§ Input data
_ _ _

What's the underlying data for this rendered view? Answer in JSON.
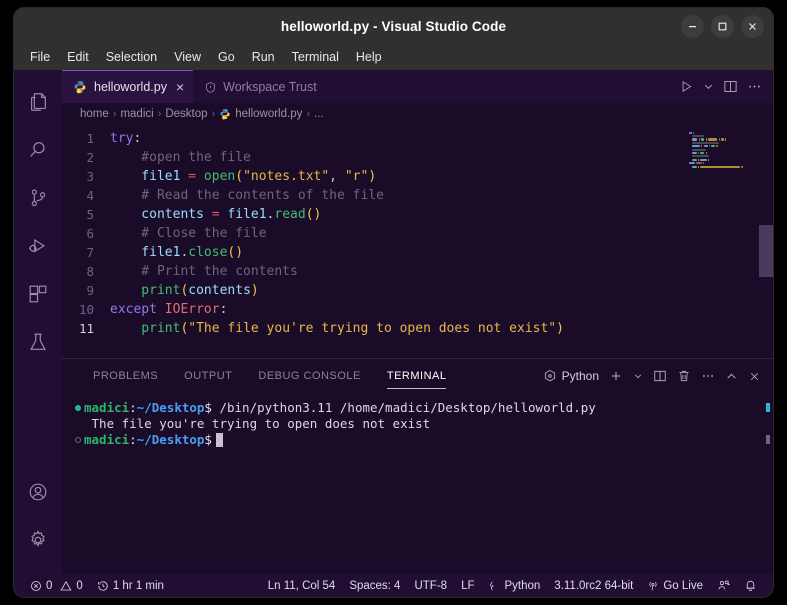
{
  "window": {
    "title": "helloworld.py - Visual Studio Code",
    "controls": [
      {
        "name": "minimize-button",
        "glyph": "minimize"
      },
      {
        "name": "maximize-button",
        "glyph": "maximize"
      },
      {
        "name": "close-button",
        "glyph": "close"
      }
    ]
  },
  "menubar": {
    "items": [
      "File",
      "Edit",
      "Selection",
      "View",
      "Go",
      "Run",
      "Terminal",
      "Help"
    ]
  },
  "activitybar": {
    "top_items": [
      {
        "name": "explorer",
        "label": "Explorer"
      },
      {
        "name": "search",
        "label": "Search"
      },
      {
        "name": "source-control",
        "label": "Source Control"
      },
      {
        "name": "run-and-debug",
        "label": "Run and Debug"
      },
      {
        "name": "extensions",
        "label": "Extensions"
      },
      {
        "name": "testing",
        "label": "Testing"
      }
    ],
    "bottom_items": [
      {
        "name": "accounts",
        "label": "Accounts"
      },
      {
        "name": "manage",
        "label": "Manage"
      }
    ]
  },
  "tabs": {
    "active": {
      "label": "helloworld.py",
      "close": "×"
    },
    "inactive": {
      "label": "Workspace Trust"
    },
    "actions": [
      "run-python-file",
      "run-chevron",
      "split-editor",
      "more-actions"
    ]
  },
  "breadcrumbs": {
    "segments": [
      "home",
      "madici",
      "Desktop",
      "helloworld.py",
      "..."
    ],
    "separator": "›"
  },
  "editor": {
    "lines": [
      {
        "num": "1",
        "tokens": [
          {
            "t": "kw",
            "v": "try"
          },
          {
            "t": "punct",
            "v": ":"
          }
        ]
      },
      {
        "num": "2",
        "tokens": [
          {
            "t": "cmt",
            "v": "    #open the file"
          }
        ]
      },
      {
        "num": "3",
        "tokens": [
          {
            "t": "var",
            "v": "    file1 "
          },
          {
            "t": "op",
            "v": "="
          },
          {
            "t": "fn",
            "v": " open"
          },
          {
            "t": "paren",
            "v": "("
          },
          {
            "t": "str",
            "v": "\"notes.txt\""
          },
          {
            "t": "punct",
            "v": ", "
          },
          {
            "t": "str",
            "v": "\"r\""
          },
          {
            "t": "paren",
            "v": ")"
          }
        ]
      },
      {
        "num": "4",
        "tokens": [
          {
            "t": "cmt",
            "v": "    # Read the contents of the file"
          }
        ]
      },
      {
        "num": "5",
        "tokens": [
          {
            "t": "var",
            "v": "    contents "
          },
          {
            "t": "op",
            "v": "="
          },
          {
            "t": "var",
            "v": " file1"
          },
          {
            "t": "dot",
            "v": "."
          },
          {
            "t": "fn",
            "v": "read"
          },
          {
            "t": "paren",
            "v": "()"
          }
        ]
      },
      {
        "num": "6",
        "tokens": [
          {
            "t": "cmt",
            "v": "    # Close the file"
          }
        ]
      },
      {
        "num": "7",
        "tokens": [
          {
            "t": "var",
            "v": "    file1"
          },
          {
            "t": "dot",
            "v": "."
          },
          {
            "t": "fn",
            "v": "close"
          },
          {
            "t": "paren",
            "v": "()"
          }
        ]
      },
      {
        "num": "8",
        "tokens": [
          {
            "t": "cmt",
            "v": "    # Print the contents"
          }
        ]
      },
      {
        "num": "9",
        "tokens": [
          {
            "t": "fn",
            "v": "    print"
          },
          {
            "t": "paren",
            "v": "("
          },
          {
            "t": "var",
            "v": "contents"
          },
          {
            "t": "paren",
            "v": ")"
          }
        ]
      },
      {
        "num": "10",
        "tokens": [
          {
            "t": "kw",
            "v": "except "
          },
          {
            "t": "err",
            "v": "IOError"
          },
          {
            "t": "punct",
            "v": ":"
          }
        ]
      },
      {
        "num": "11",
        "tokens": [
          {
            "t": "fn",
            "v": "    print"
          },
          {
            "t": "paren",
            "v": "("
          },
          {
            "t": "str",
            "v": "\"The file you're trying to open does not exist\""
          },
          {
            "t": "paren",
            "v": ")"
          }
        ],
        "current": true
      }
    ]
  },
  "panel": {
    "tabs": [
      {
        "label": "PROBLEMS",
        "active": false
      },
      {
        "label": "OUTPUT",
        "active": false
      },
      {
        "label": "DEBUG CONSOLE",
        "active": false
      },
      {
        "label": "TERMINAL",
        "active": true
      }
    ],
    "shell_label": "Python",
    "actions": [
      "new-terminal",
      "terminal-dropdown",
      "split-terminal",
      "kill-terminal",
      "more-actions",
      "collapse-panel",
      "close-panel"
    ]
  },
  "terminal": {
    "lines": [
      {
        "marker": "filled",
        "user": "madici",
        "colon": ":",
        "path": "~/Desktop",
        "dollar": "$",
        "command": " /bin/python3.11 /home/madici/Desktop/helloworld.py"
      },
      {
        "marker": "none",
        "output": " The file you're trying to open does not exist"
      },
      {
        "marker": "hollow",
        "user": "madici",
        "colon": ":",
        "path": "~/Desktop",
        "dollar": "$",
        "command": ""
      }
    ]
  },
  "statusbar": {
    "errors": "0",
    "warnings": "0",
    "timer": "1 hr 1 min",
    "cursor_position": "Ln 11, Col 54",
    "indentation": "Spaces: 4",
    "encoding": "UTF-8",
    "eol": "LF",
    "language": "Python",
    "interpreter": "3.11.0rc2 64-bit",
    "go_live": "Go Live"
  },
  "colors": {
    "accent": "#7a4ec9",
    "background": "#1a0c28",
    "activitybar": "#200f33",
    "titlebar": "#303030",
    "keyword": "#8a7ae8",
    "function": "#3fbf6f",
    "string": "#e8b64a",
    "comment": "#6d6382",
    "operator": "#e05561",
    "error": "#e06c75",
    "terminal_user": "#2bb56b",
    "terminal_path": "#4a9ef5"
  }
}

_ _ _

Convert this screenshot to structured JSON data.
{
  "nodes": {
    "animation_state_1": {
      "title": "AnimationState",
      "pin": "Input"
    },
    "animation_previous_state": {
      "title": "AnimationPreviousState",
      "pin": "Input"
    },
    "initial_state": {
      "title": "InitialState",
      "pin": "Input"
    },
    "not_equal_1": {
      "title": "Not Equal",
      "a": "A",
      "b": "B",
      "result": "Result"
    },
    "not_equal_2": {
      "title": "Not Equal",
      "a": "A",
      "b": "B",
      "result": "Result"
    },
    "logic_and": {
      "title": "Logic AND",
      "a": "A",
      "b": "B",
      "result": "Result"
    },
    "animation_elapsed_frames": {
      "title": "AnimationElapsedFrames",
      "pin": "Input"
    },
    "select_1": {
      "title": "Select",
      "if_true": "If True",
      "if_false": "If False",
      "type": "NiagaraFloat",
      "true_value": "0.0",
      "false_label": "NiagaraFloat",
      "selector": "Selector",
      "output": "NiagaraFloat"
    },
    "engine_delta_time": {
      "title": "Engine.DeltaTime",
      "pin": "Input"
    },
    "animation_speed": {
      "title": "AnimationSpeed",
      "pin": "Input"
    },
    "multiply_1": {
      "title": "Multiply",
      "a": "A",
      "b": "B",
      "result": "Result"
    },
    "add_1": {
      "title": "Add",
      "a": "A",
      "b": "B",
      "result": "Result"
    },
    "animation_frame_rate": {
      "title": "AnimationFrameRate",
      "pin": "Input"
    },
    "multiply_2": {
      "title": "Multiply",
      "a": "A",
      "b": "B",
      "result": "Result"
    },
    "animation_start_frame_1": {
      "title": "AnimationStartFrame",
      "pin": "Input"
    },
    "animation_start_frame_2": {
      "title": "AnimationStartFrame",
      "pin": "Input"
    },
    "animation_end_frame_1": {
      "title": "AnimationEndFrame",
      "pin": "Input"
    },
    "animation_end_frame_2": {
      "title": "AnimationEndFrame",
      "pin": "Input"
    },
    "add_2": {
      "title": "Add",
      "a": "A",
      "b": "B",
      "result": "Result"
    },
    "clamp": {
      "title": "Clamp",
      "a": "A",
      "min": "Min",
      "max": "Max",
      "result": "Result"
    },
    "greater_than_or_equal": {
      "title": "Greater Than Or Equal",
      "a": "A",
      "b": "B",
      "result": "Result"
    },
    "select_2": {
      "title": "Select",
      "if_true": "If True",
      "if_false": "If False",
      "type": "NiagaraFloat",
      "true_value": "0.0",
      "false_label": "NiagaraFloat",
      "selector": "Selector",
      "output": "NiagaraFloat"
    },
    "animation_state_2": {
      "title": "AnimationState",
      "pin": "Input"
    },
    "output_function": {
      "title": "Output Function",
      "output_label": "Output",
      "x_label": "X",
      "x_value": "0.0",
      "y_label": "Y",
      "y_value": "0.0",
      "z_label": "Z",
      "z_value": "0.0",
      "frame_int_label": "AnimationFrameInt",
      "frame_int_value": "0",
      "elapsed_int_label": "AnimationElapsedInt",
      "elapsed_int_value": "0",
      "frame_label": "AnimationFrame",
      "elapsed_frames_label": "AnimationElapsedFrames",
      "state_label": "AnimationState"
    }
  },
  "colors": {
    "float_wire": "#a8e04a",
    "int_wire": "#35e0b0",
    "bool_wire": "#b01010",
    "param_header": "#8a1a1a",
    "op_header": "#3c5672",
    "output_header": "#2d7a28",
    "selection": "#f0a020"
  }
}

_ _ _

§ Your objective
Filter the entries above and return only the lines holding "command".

§ Exercise response
        "command": " /bin/python3.11 /home/madici/Desktop/helloworld.py"
        "command": ""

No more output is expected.